The Gambling History of Macau
The Gambling History of Macau
- The Las Vegas of China, Macau is the gambling capital of the Far East.
- Prior to 1999, Macau was a sleepy Chinese fishing village yet totally controlled by Triad gangs.
- As is to be expected, Baccarat is the game of choice for the majority of casino players, although there are still plenty of slots and other table games.
Macau is known globally as the Vegas of China and a mecca of gambling and glitz, surpassing Las Vegas as the world's leader in gambling since 2007. Yet before 1999 Macau was a sleepy fishing port in Southern China, across the Pearl River Delta from Hong Kong. With cobbled lanes, colonial mansions, art deco buildings and tranquil parks, all with a fusion of Chinese and Portuguese motifs. Yet not all was as it seemed, as beneath its sleep exterior something far deadly was lurking. Macau was not the beautiful heritage city of culture it is today and was controlled entirely by Triad gangs.
Wan Kuok-koi was born in the slums but worked his way up to be Asia's most wanted gangster and leader of the 14k Triads, known as Broken Tooth due to the many teeth he had lost in street fighting. It was a time of drive by shootings and car bombs. As head of the largest triad society in Macau, he and his gang raged a violent turf war against a rival gang in the years running up to the 1999 handover, which only came to an end when he was put behind bars. Released thirteen years later it must have surely been something of a culture shock to see a city which had changed dramatically in that time with its new monster casinos which had totally transformed the city.
Today the triads have total control of the junket operations but keep a low profile
The casinos and shopping malls which join the islands of Talpa and Coloane have earned it the nickname, the 'Las Vegas of Asia.' Populated with 600,000 residents, the locals rarely visit the casinos to gamble and employees are forbidden from gambling. Most gamblers come from China or Hong Kong where a ferry takes around an hour, but recently a fifty five kilometre bridge was opened linking Hong Kong with mainland China, slashing the travel time and bringing up to 80 million people to the glamorous Macau.
Thanks to its unique colonial history, Macau has a somewhat complicated arrangement with China, as although situated on mainland China, it controls its own affairs and governs itself. Its distinct community and unique culture has turned it into the worlds most successful gambling hub, with its booming casino industry which accounts for 80% of its economy and has surpassed Las Vegas as the world leader in gambling revenue.
The Portuguese settled in Macau in the 16th century, and it was handed back to China in 1999. Portuguese is still an official language. With the worlds largest population density, something dramatic was needed to make room for the new casinos and the thirty million visitors that visit every year, so a massive land reclamation project was undertaken.
The most southern island Coloane is largely untouched by the casino craziness due to its strict property laws.

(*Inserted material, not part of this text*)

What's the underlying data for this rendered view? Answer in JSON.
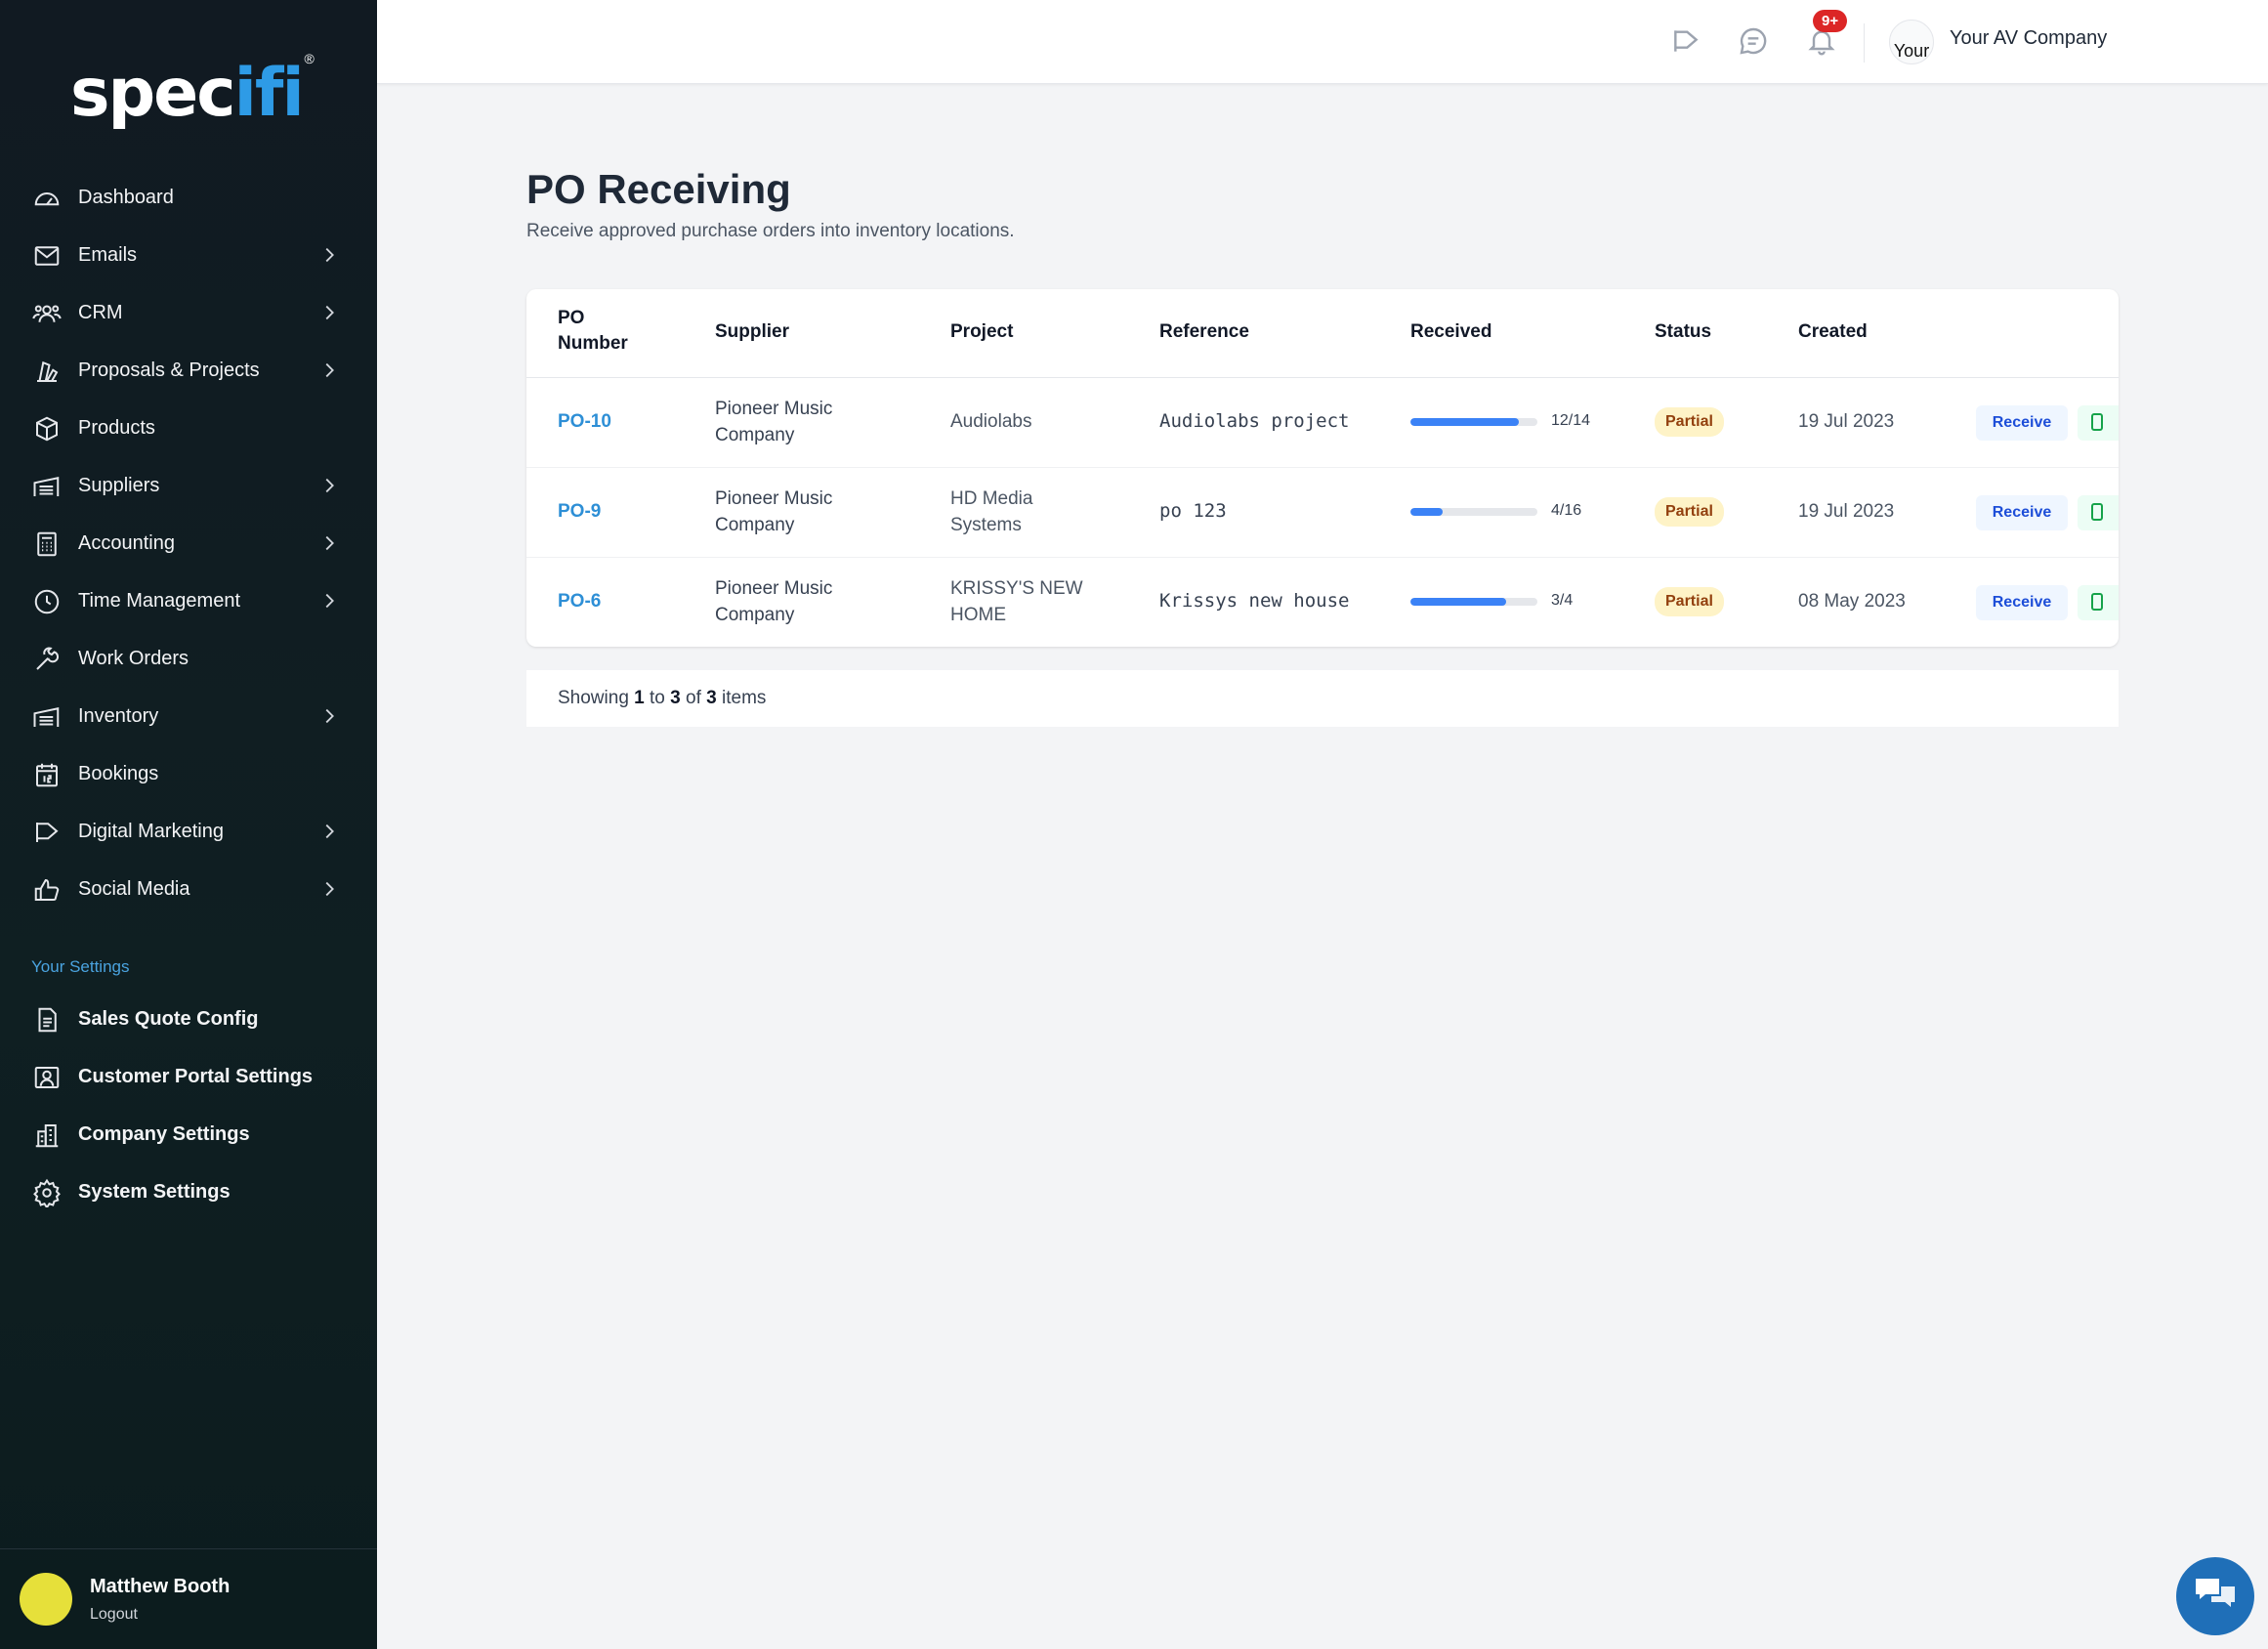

But it's not all about gambling, there is so much more to the city than casinos. The many historic monuments are a big draw for visitors, and those who want a break from the hustle and bustle of gaming machines and a wonderful example of Chinese and European civilisation. The old heart of the city is small and a walking tour can easily take in the key sites, including the beautiful churches, temples and old city walls. Yet it is impossible not to be amazed at the grandeur of the impressive casinos. The Venetian Resort , the massive open Venetian Macau has the largest casino floor in the world, and the City of Dreams Sands Hotel and Galaxy Macau resort are all on the strip, along with the Wynn Palace which opened in 2016.
Baccarat is the game of choice. By far the most popular game, Baccarat is relatively simple with a low house advantage (less than 1%). Baccarat tables dominate the cities thirty three casinos.
Though there are plenty of slot machines, they offer a high house advantage and so are not as popular. This is the reverse of Las Vegas where gamblers favour slots. Revenue from Macau gambling is $33 billion, more than five times that of the strip.
Today there are six casino operators, SJM holdings, Stanley HO (once the former kingpin until the government ended the monopoly system in 2002), Wynn Macau, Sands China Galaxy Entertainment Group, MGM China Holdings and Melco Crown Entertainment.
For those who come to Macau, there is a wealth of historical culture, entertainment and of course gambling.